> Source data
——
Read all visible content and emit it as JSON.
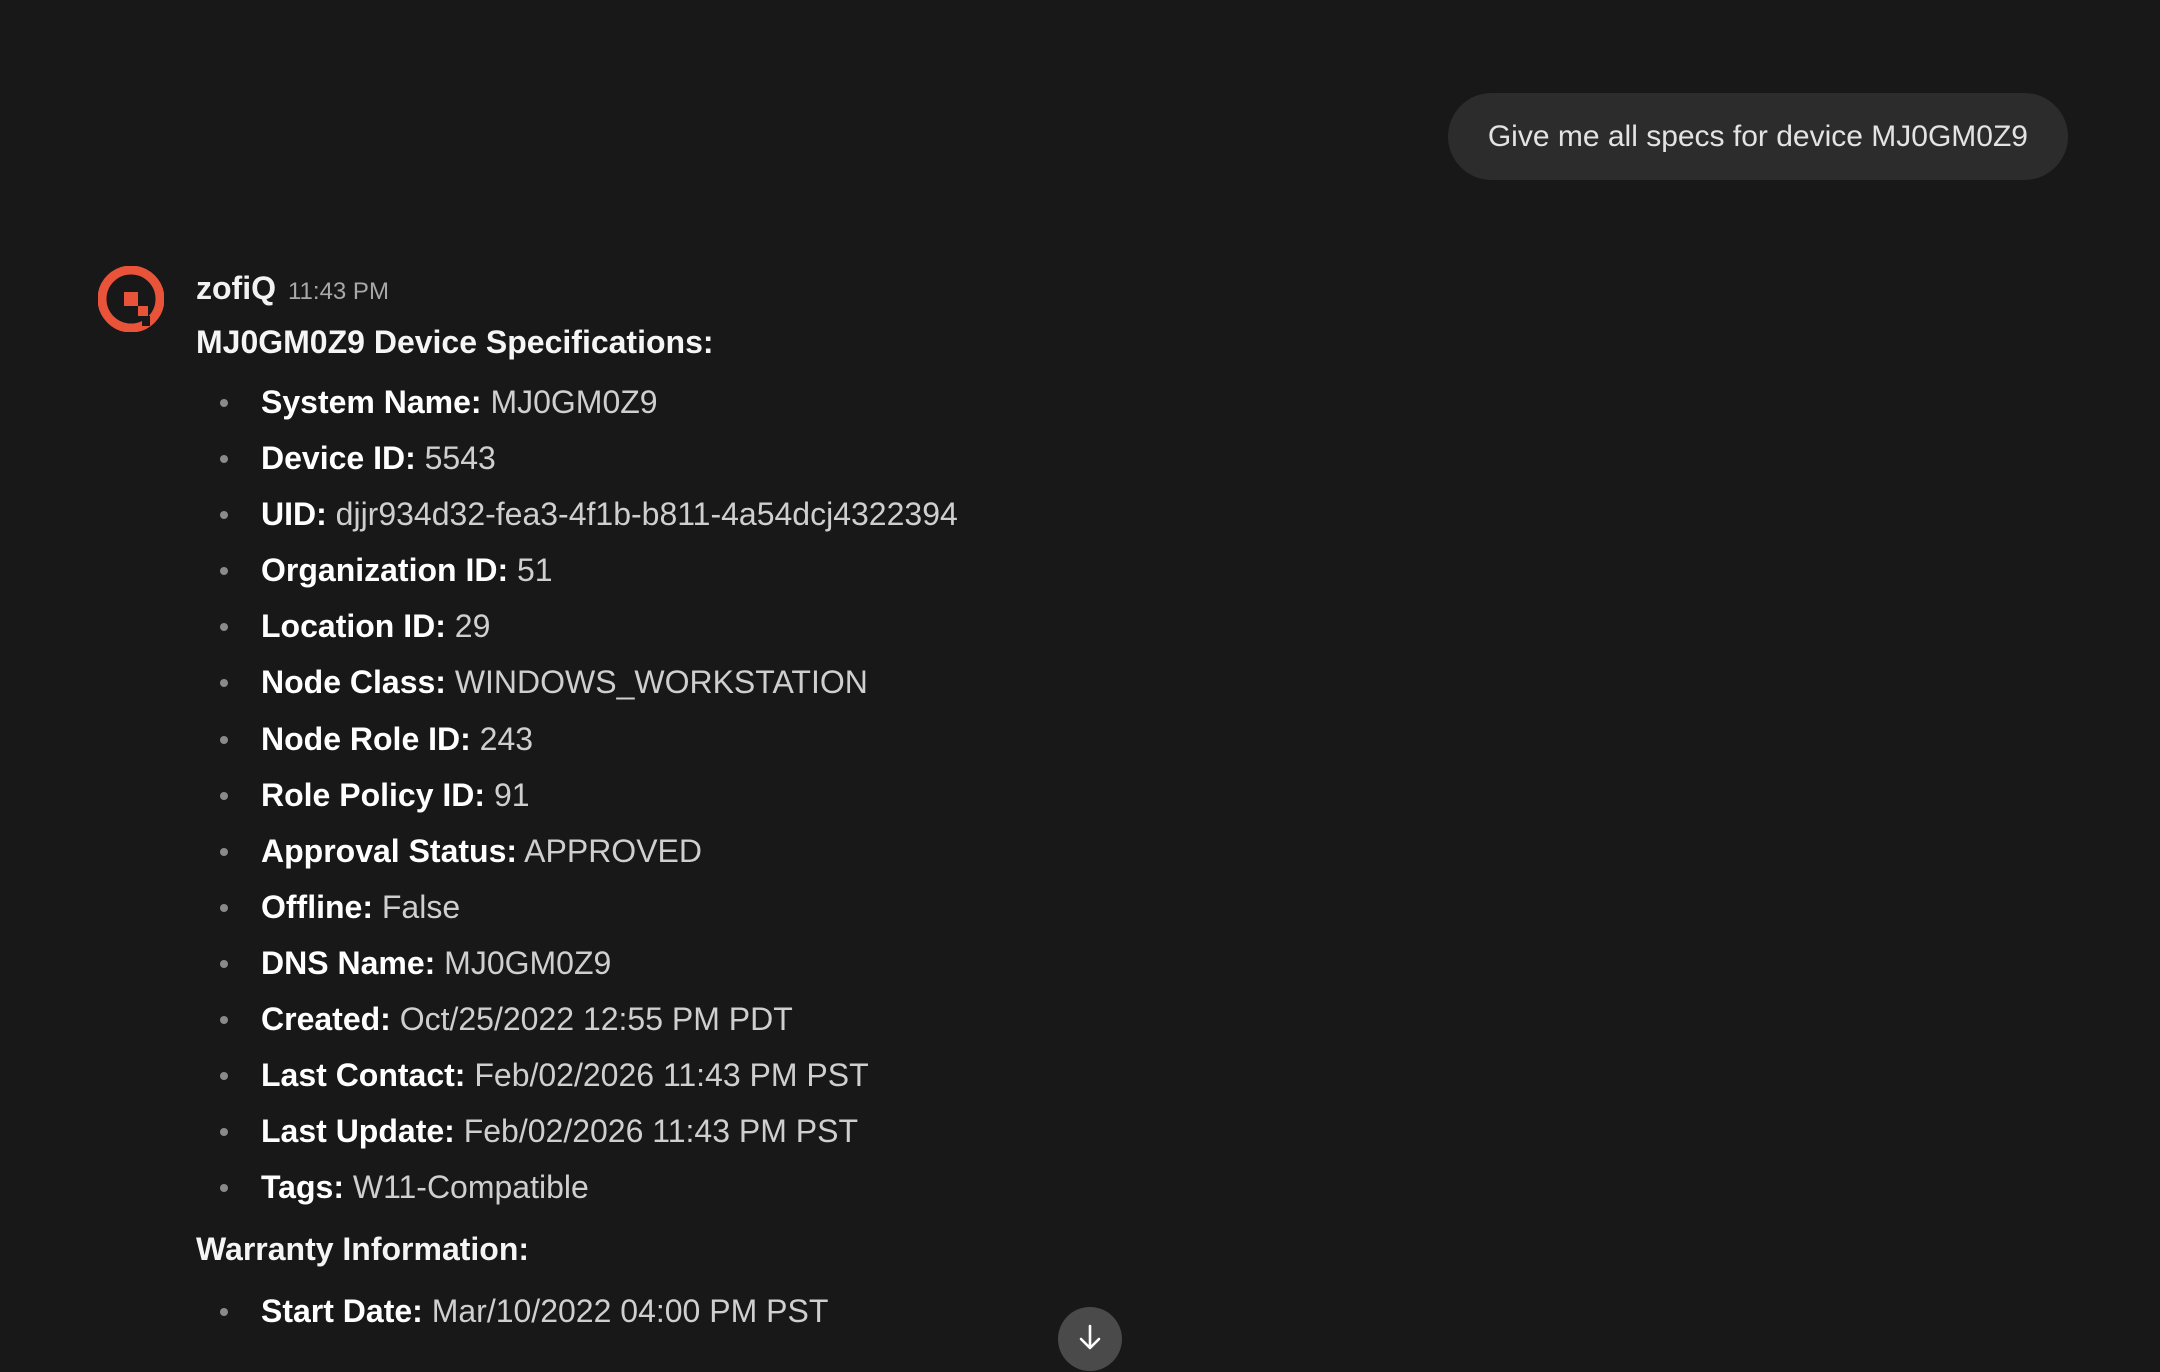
{
  "user_message": {
    "text": "Give me all specs for device MJ0GM0Z9"
  },
  "assistant": {
    "name": "zofiQ",
    "time": "11:43 PM",
    "avatar_icon": "zofiq-logo-icon",
    "avatar_color": "#E8533A",
    "title": "MJ0GM0Z9 Device Specifications:",
    "specs": [
      {
        "key": "System Name:",
        "value": "MJ0GM0Z9"
      },
      {
        "key": "Device ID:",
        "value": "5543"
      },
      {
        "key": "UID:",
        "value": "djjr934d32-fea3-4f1b-b811-4a54dcj4322394"
      },
      {
        "key": "Organization ID:",
        "value": "51"
      },
      {
        "key": "Location ID:",
        "value": "29"
      },
      {
        "key": "Node Class:",
        "value": "WINDOWS_WORKSTATION"
      },
      {
        "key": "Node Role ID:",
        "value": "243"
      },
      {
        "key": "Role Policy ID:",
        "value": "91"
      },
      {
        "key": "Approval Status:",
        "value": "APPROVED"
      },
      {
        "key": "Offline:",
        "value": "False"
      },
      {
        "key": "DNS Name:",
        "value": "MJ0GM0Z9"
      },
      {
        "key": "Created:",
        "value": "Oct/25/2022 12:55 PM PDT"
      },
      {
        "key": "Last Contact:",
        "value": "Feb/02/2026 11:43 PM PST"
      },
      {
        "key": "Last Update:",
        "value": "Feb/02/2026 11:43 PM PST"
      },
      {
        "key": "Tags:",
        "value": "W11-Compatible"
      }
    ],
    "warranty_title": "Warranty Information:",
    "warranty": [
      {
        "key": "Start Date:",
        "value": "Mar/10/2022 04:00 PM PST"
      }
    ]
  },
  "scroll_button": {
    "icon": "arrow-down-icon"
  }
}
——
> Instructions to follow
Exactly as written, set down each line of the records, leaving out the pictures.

> Answer space
Read all visible content and emit it as JSON.
{
  "user_message": {
    "text": "Give me all specs for device MJ0GM0Z9"
  },
  "assistant": {
    "name": "zofiQ",
    "time": "11:43 PM",
    "avatar_icon": "zofiq-logo-icon",
    "avatar_color": "#E8533A",
    "title": "MJ0GM0Z9 Device Specifications:",
    "specs": [
      {
        "key": "System Name:",
        "value": "MJ0GM0Z9"
      },
      {
        "key": "Device ID:",
        "value": "5543"
      },
      {
        "key": "UID:",
        "value": "djjr934d32-fea3-4f1b-b811-4a54dcj4322394"
      },
      {
        "key": "Organization ID:",
        "value": "51"
      },
      {
        "key": "Location ID:",
        "value": "29"
      },
      {
        "key": "Node Class:",
        "value": "WINDOWS_WORKSTATION"
      },
      {
        "key": "Node Role ID:",
        "value": "243"
      },
      {
        "key": "Role Policy ID:",
        "value": "91"
      },
      {
        "key": "Approval Status:",
        "value": "APPROVED"
      },
      {
        "key": "Offline:",
        "value": "False"
      },
      {
        "key": "DNS Name:",
        "value": "MJ0GM0Z9"
      },
      {
        "key": "Created:",
        "value": "Oct/25/2022 12:55 PM PDT"
      },
      {
        "key": "Last Contact:",
        "value": "Feb/02/2026 11:43 PM PST"
      },
      {
        "key": "Last Update:",
        "value": "Feb/02/2026 11:43 PM PST"
      },
      {
        "key": "Tags:",
        "value": "W11-Compatible"
      }
    ],
    "warranty_title": "Warranty Information:",
    "warranty": [
      {
        "key": "Start Date:",
        "value": "Mar/10/2022 04:00 PM PST"
      }
    ]
  },
  "scroll_button": {
    "icon": "arrow-down-icon"
  }
}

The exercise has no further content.